Everything in the listing below needs restating exactly, apart from the pictures.

━━ Given data ━━

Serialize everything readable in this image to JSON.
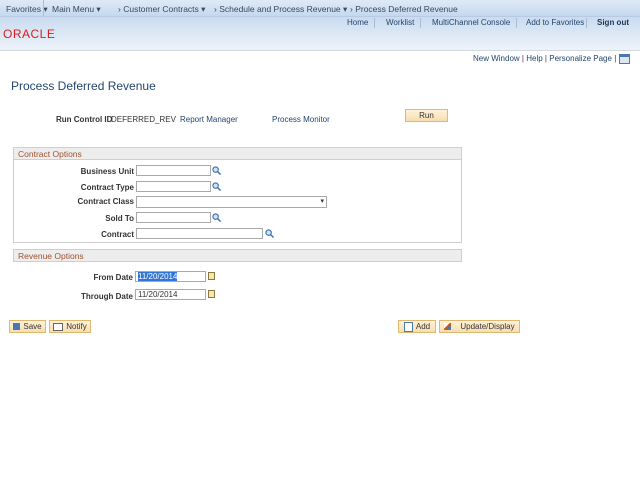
{
  "nav": {
    "favorites": "Favorites",
    "main_menu": "Main Menu",
    "crumbs": [
      "Customer Contracts",
      "Schedule and Process Revenue",
      "Process Deferred Revenue"
    ]
  },
  "header": {
    "logo": "ORACLE",
    "links": [
      "Home",
      "Worklist",
      "MultiChannel Console",
      "Add to Favorites"
    ],
    "sign_out": "Sign out"
  },
  "toolbar": {
    "new_window": "New Window",
    "help": "Help",
    "personalize": "Personalize Page"
  },
  "page": {
    "title": "Process Deferred Revenue"
  },
  "run_control": {
    "label": "Run Control ID",
    "value": "DEFERRED_REV",
    "report_manager": "Report Manager",
    "process_monitor": "Process Monitor",
    "run": "Run"
  },
  "contract_options": {
    "title": "Contract Options",
    "business_unit": "Business Unit",
    "contract_type": "Contract Type",
    "contract_class": "Contract Class",
    "sold_to": "Sold To",
    "contract": "Contract"
  },
  "revenue_options": {
    "title": "Revenue Options",
    "from_date_label": "From Date",
    "from_date": "11/20/2014",
    "through_date_label": "Through Date",
    "through_date": "11/20/2014"
  },
  "buttons": {
    "save": "Save",
    "notify": "Notify",
    "add": "Add",
    "update_display": "Update/Display"
  },
  "colors": {
    "accent_link": "#24466f",
    "logo": "#e01b1b",
    "group_title": "#a0522d",
    "button_border": "#e0b870"
  }
}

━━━

Response for this exercise.
Serialize everything readable in this image to JSON.
{
  "nav": {
    "favorites": "Favorites",
    "main_menu": "Main Menu",
    "crumbs": [
      "Customer Contracts",
      "Schedule and Process Revenue",
      "Process Deferred Revenue"
    ]
  },
  "header": {
    "logo": "ORACLE",
    "links": [
      "Home",
      "Worklist",
      "MultiChannel Console",
      "Add to Favorites"
    ],
    "sign_out": "Sign out"
  },
  "toolbar": {
    "new_window": "New Window",
    "help": "Help",
    "personalize": "Personalize Page"
  },
  "page": {
    "title": "Process Deferred Revenue"
  },
  "run_control": {
    "label": "Run Control ID",
    "value": "DEFERRED_REV",
    "report_manager": "Report Manager",
    "process_monitor": "Process Monitor",
    "run": "Run"
  },
  "contract_options": {
    "title": "Contract Options",
    "business_unit": "Business Unit",
    "contract_type": "Contract Type",
    "contract_class": "Contract Class",
    "sold_to": "Sold To",
    "contract": "Contract"
  },
  "revenue_options": {
    "title": "Revenue Options",
    "from_date_label": "From Date",
    "from_date": "11/20/2014",
    "through_date_label": "Through Date",
    "through_date": "11/20/2014"
  },
  "buttons": {
    "save": "Save",
    "notify": "Notify",
    "add": "Add",
    "update_display": "Update/Display"
  },
  "colors": {
    "accent_link": "#24466f",
    "logo": "#e01b1b",
    "group_title": "#a0522d",
    "button_border": "#e0b870"
  }
}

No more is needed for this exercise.